Faculty Profiles
Science, Humanities

Colleen O'Connors

Science, Humanities
“I am a hinge. My threefold self bound by the upright bolt of my being. I serve the effortless opening and closing…by bearing the weight of the barrier separating here from there.”

Though I had written poetry regularly since age six, I did not begin to take it seriously until 2009, when I attended a workshop entitled, “Poetry as a Portal to Contemplative Inquiry.” It was then that I realized what I had been doing all these many years – contemplatively inquiring! I hope to advance the culture of contemplative inquiry already present among faculty and students here, be it in the sciences, math or language.

For me, one of the things that is special about High Mowing is the artistic effort that goes into some of the simplest things; announcements at roll call, for example. They could be dry and informational, and some are, but many are acted out or “adorned” in some way; and you find yourself laughing! Then there are the more profound things. Last year, when I saw The Nativity (an annual pageant performed by the students entirely through song and movement) for the first time, my heart stopped! It was so lovely and moving.
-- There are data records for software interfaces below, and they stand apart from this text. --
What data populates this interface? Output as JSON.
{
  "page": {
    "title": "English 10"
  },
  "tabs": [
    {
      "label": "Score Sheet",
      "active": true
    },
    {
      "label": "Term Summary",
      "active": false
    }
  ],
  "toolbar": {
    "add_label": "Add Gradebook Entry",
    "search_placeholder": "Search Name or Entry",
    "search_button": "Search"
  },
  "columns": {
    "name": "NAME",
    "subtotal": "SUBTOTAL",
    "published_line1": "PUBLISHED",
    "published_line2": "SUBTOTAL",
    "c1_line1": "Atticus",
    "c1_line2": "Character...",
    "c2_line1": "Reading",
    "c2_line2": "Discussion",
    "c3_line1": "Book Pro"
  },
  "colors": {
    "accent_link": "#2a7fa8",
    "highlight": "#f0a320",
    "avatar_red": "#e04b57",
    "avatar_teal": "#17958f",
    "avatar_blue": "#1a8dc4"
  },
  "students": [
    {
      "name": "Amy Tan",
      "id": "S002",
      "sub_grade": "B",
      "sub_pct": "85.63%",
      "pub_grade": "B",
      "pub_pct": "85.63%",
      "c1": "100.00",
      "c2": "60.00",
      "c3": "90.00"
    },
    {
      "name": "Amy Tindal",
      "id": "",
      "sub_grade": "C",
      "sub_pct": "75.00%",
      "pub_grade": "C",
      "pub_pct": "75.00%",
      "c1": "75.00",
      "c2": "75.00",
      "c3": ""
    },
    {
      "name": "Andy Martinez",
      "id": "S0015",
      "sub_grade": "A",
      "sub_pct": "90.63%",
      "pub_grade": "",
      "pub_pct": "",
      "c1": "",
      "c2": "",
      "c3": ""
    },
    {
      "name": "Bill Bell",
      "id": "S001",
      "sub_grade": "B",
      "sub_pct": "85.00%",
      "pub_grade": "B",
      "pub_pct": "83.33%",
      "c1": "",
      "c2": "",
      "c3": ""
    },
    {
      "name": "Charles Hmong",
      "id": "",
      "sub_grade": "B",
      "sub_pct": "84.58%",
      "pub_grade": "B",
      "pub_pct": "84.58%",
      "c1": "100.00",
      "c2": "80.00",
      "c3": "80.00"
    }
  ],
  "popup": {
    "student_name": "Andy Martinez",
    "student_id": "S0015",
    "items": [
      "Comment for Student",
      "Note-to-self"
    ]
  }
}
I knew I wanted to teach before I left high school, but the guidance counselor at the small regional high school I attended felt strongly that I should not limit myself, so I majored in Biological Sciences with the expectation of continuing on to med school. I needed to work directly with people, of that I was sure. The summer of 1980 took me to Basel, Switzerland for a three month internship in a pharmaceutical research laboratory. (I ended up staying in Switzerland for 25 years!) The threads of my life began to weave into a pattern that summer. I turned twenty-one, encountered Anthroposophy (the guiding principal of Waldorf education) at the Goetheanum in Dornach, Switzerland, discovered many new loves—international culture and travel, biodynamic farming, raising a family, cooking, teaching English, math and science, and Waldorf education. Most importantly my sense of wonder took hold.

Which threads from my lessons will weave their way into the patterns of the students' lives? That the coefficients used to fill in the quadratic formula must be whole numbers? That the embryonic tissues which form our heart also form our hands, so that all we do needs to come from the heart if we wish to be true to our beginnings? That sometimes a few words of a poem can capture an image, a mood, a feeling, a thought more successfully than a thesis? I don’t know, nor should I. But I continue to inquire, contemplate…and wonder.

Antioch University – MEd
Waldorf Teacher Training, Dornach Switzerland
University of Rhode Island – BA Biological Science